*** Input records Section Begins ***

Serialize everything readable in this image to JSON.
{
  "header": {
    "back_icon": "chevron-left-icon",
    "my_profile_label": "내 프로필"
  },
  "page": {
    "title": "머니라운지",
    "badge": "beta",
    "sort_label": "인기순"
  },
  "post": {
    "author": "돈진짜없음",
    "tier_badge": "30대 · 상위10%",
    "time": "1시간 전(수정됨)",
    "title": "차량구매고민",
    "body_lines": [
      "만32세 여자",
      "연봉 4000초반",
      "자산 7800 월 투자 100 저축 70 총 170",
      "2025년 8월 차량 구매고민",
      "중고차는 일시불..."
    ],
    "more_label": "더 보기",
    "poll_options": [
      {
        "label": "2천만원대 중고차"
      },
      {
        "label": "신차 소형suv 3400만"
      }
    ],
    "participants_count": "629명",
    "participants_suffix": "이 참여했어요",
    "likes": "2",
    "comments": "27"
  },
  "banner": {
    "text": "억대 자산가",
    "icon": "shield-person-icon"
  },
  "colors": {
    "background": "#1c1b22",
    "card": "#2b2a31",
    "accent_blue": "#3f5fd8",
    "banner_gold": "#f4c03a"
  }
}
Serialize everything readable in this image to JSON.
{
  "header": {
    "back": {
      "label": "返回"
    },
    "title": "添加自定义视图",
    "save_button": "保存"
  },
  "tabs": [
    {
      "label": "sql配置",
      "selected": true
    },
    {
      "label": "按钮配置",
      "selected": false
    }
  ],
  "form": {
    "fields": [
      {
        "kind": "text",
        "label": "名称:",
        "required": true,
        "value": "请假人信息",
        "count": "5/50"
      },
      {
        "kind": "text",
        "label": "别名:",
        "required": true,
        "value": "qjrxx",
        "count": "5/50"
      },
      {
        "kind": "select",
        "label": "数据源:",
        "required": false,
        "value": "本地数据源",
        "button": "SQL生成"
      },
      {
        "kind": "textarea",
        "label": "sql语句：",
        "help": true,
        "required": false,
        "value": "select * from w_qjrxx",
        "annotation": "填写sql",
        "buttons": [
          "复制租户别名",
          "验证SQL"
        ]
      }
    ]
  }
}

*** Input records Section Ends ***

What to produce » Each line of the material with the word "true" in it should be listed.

Written answer »
      "selected": true
        "required": true,
        "required": true,
        "help": true,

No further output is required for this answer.